● WHAT YOU HAVE TO DO
List each line of the data in which the string "title" appears.

╭──

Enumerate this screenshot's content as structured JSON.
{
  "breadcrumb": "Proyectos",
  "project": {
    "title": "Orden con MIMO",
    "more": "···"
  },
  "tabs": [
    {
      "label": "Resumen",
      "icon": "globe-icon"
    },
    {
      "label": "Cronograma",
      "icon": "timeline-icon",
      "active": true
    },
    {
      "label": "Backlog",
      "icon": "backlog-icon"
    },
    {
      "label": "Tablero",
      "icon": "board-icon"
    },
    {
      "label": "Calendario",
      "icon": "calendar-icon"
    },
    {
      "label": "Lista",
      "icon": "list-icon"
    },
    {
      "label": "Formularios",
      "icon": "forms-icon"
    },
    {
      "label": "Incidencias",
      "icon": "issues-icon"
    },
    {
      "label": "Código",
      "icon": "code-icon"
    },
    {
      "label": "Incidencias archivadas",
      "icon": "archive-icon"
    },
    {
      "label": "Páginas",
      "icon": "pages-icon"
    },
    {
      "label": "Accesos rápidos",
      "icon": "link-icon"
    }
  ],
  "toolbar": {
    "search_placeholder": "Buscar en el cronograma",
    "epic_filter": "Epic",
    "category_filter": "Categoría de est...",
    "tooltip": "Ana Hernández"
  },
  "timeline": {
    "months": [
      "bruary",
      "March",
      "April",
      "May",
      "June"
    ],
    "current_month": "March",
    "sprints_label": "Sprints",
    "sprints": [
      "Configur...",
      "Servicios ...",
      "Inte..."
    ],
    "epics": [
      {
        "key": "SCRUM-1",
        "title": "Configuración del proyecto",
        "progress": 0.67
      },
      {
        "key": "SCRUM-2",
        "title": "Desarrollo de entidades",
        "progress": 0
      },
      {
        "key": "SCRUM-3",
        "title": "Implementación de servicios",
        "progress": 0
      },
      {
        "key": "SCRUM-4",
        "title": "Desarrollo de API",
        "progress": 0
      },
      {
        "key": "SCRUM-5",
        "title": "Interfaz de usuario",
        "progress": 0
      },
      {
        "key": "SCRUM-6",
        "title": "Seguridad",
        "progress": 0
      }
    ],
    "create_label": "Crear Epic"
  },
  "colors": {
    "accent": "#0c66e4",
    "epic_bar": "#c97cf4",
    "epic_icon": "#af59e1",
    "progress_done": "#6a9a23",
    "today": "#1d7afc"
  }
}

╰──

● RESPONSE
    "title": "Orden con MIMO",
        "title": "Configuración del proyecto",
        "title": "Desarrollo de entidades",
        "title": "Implementación de servicios",
        "title": "Desarrollo de API",
        "title": "Interfaz de usuario",
        "title": "Seguridad",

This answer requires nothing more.